DATA FOR PROCESSING ▸
+---+

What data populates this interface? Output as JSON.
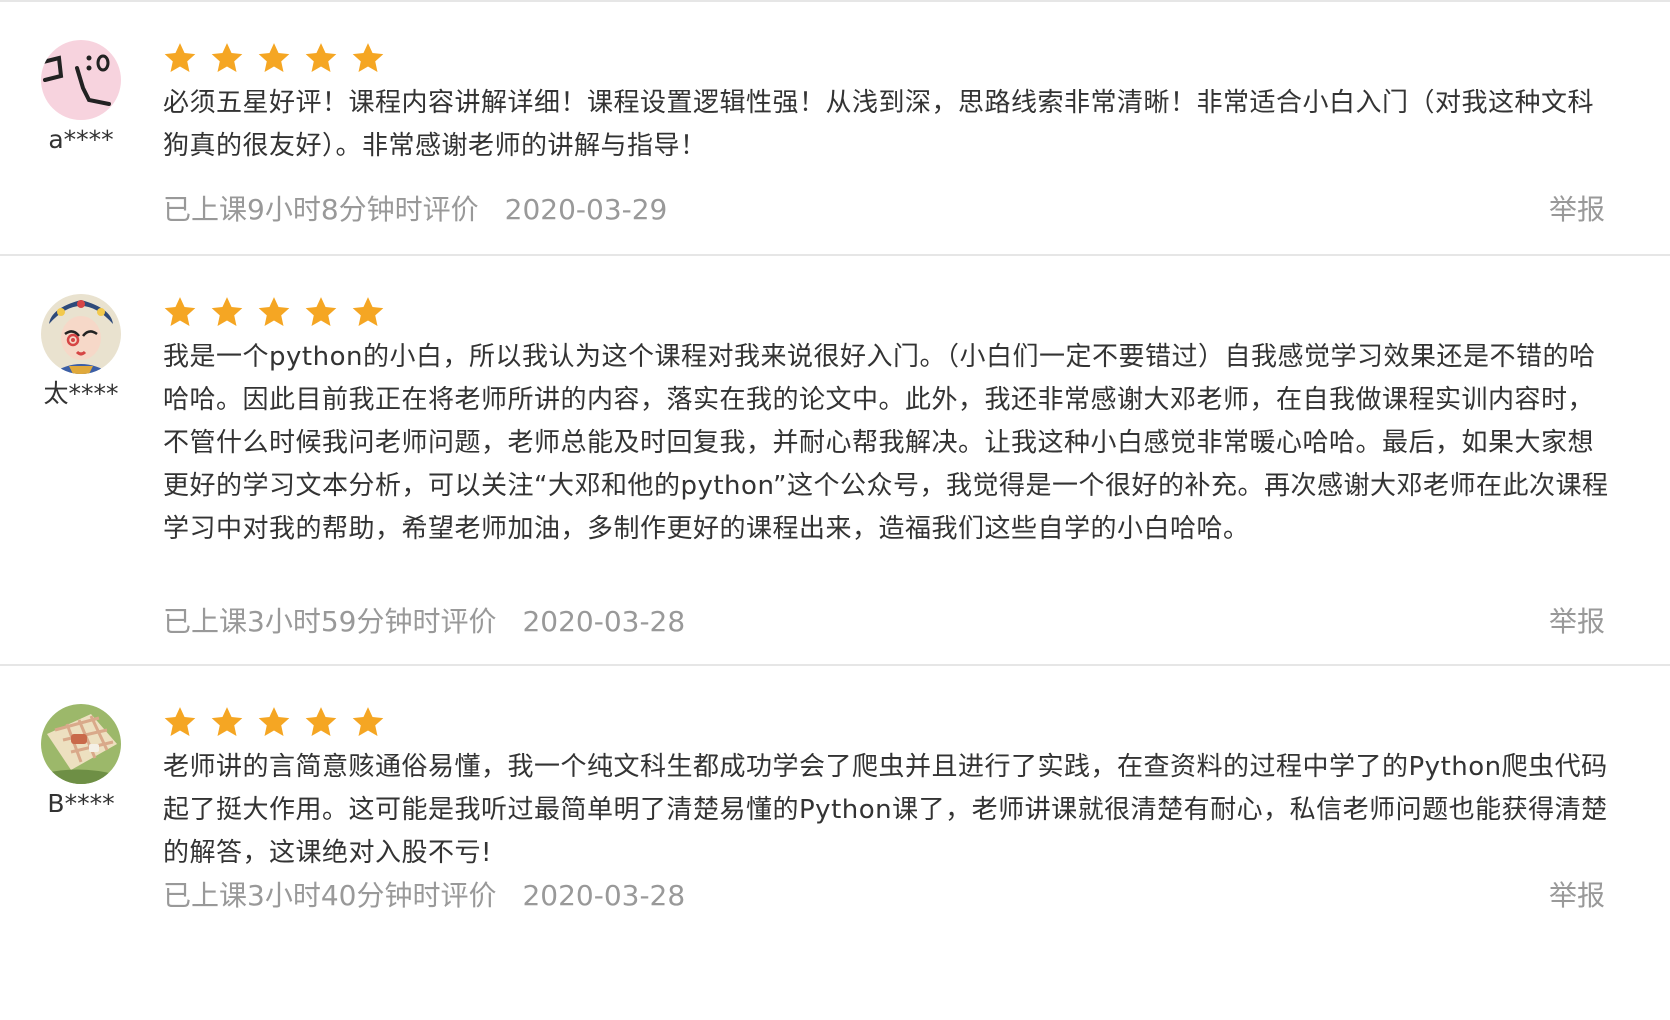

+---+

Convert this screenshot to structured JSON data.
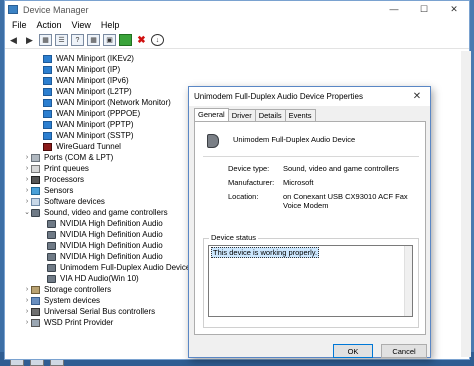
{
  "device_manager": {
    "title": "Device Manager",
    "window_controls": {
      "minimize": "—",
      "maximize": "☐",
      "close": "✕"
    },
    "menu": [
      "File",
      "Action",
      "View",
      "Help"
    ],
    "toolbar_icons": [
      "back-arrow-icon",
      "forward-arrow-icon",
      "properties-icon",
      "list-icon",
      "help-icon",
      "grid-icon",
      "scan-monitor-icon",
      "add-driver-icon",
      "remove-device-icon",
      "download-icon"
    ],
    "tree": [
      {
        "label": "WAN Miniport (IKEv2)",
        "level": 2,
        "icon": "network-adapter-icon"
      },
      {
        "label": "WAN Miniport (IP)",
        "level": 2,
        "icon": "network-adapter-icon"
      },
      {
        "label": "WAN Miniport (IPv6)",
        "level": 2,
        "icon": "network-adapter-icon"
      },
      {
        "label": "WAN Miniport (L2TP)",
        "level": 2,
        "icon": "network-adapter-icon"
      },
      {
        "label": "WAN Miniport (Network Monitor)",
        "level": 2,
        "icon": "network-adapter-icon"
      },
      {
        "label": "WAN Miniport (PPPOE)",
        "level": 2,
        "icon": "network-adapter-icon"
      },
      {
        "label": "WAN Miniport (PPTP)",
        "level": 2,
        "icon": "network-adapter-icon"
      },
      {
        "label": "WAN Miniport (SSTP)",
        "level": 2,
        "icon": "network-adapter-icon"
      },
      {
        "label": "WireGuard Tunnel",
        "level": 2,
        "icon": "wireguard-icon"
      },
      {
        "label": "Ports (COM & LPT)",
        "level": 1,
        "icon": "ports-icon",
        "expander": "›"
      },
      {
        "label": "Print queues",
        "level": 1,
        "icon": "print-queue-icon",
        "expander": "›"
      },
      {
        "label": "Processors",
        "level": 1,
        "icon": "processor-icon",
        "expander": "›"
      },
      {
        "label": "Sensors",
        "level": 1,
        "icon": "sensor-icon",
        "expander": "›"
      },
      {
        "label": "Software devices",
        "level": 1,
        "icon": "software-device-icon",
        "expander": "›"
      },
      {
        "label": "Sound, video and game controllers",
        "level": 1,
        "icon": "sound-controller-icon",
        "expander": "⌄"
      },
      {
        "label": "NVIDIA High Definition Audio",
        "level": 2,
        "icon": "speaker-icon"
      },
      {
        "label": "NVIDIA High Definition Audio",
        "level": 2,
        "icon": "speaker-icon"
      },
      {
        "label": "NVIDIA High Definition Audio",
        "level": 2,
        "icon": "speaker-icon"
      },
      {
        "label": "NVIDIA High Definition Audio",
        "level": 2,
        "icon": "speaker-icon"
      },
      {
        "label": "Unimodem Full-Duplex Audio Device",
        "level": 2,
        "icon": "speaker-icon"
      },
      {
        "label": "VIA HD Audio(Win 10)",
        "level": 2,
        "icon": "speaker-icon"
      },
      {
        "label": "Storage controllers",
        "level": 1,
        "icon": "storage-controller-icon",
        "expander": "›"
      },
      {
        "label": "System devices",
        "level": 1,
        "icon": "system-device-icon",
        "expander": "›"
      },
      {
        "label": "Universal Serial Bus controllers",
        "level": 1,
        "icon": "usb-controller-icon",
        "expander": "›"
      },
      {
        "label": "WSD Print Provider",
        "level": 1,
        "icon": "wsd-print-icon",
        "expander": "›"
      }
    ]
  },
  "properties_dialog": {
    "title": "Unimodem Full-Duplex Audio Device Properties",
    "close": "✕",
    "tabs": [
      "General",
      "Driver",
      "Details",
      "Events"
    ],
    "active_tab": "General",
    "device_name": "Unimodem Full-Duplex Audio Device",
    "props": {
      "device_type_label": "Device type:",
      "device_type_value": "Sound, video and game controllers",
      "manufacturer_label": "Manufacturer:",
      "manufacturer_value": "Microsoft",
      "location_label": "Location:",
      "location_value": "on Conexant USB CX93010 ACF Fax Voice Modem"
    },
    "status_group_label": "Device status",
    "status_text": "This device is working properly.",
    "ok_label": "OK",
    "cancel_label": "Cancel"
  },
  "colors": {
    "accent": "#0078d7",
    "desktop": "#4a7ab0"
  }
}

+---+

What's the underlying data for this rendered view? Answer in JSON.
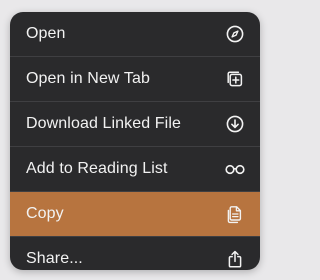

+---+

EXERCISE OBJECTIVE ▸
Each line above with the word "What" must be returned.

EXERCISE SOLUTION ▸
What data populates this interface? Output as JSON.
What's the underlying data for this rendered view? Answer in JSON.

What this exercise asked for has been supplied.